=== Material provided ===
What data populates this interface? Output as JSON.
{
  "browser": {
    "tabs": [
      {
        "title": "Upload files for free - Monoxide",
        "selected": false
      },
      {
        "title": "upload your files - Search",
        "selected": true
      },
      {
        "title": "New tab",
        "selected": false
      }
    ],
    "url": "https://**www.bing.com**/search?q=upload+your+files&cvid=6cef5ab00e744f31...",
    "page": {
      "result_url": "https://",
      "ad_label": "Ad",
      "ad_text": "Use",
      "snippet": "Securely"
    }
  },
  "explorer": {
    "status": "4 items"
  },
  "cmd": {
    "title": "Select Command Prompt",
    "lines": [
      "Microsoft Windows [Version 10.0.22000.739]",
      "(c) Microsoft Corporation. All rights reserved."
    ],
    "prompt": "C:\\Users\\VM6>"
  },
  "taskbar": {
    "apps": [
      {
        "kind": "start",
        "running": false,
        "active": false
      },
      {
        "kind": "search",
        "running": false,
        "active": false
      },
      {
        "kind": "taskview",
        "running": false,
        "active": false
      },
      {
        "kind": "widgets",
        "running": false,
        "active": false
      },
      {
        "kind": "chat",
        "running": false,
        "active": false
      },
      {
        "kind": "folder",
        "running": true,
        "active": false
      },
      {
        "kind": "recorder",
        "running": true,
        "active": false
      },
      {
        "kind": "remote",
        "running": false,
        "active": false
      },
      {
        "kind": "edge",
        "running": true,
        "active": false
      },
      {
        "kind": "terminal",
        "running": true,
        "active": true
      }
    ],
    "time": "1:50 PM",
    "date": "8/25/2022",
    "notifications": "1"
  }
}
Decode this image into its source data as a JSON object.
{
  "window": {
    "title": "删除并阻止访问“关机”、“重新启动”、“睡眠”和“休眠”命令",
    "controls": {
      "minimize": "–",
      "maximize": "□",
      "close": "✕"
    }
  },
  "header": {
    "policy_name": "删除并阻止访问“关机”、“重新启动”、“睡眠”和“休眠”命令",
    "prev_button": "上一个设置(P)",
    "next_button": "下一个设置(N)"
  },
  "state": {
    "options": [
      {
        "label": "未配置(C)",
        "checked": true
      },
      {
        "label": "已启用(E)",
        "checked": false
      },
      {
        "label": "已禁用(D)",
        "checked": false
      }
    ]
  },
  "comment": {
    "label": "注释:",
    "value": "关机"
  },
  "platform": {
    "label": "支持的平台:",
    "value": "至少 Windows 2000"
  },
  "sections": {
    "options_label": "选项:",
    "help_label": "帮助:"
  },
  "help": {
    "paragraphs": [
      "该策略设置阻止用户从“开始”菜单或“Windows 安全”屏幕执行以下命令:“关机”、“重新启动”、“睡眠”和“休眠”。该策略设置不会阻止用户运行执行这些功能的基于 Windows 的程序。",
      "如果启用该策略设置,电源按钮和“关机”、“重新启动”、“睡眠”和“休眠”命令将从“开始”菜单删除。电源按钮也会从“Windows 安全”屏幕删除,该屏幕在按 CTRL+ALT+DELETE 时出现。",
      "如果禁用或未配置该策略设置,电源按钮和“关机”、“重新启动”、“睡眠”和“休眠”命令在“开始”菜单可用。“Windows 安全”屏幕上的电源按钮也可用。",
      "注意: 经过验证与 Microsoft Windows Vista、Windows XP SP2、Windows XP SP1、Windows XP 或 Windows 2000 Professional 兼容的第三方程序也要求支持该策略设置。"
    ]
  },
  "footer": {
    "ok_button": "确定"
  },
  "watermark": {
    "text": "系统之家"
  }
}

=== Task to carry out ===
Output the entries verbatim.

=== Solution to this problem ===
What data populates this interface? Output as JSON.
{
  "browser": {
    "tabs": [
      {
        "title": "Upload files for free - Monoxide",
        "selected": false
      },
      {
        "title": "upload your files - Search",
        "selected": true
      },
      {
        "title": "New tab",
        "selected": false
      }
    ],
    "url": "https://**www.bing.com**/search?q=upload+your+files&cvid=6cef5ab00e744f31...",
    "page": {
      "result_url": "https://",
      "ad_label": "Ad",
      "ad_text": "Use",
      "snippet": "Securely"
    }
  },
  "explorer": {
    "status": "4 items"
  },
  "cmd": {
    "title": "Select Command Prompt",
    "lines": [
      "Microsoft Windows [Version 10.0.22000.739]",
      "(c) Microsoft Corporation. All rights reserved."
    ],
    "prompt": "C:\\Users\\VM6>"
  },
  "taskbar": {
    "apps": [
      {
        "kind": "start",
        "running": false,
        "active": false
      },
      {
        "kind": "search",
        "running": false,
        "active": false
      },
      {
        "kind": "taskview",
        "running": false,
        "active": false
      },
      {
        "kind": "widgets",
        "running": false,
        "active": false
      },
      {
        "kind": "chat",
        "running": false,
        "active": false
      },
      {
        "kind": "folder",
        "running": true,
        "active": false
      },
      {
        "kind": "recorder",
        "running": true,
        "active": false
      },
      {
        "kind": "remote",
        "running": false,
        "active": false
      },
      {
        "kind": "edge",
        "running": true,
        "active": false
      },
      {
        "kind": "terminal",
        "running": true,
        "active": true
      }
    ],
    "time": "1:50 PM",
    "date": "8/25/2022",
    "notifications": "1"
  }
}
Decode this image into its source data as a JSON object.
{
  "window": {
    "title": "删除并阻止访问“关机”、“重新启动”、“睡眠”和“休眠”命令",
    "controls": {
      "minimize": "–",
      "maximize": "□",
      "close": "✕"
    }
  },
  "header": {
    "policy_name": "删除并阻止访问“关机”、“重新启动”、“睡眠”和“休眠”命令",
    "prev_button": "上一个设置(P)",
    "next_button": "下一个设置(N)"
  },
  "state": {
    "options": [
      {
        "label": "未配置(C)",
        "checked": true
      },
      {
        "label": "已启用(E)",
        "checked": false
      },
      {
        "label": "已禁用(D)",
        "checked": false
      }
    ]
  },
  "comment": {
    "label": "注释:",
    "value": "关机"
  },
  "platform": {
    "label": "支持的平台:",
    "value": "至少 Windows 2000"
  },
  "sections": {
    "options_label": "选项:",
    "help_label": "帮助:"
  },
  "help": {
    "paragraphs": [
      "该策略设置阻止用户从“开始”菜单或“Windows 安全”屏幕执行以下命令:“关机”、“重新启动”、“睡眠”和“休眠”。该策略设置不会阻止用户运行执行这些功能的基于 Windows 的程序。",
      "如果启用该策略设置,电源按钮和“关机”、“重新启动”、“睡眠”和“休眠”命令将从“开始”菜单删除。电源按钮也会从“Windows 安全”屏幕删除,该屏幕在按 CTRL+ALT+DELETE 时出现。",
      "如果禁用或未配置该策略设置,电源按钮和“关机”、“重新启动”、“睡眠”和“休眠”命令在“开始”菜单可用。“Windows 安全”屏幕上的电源按钮也可用。",
      "注意: 经过验证与 Microsoft Windows Vista、Windows XP SP2、Windows XP SP1、Windows XP 或 Windows 2000 Professional 兼容的第三方程序也要求支持该策略设置。"
    ]
  },
  "footer": {
    "ok_button": "确定"
  },
  "watermark": {
    "text": "系统之家"
  }
}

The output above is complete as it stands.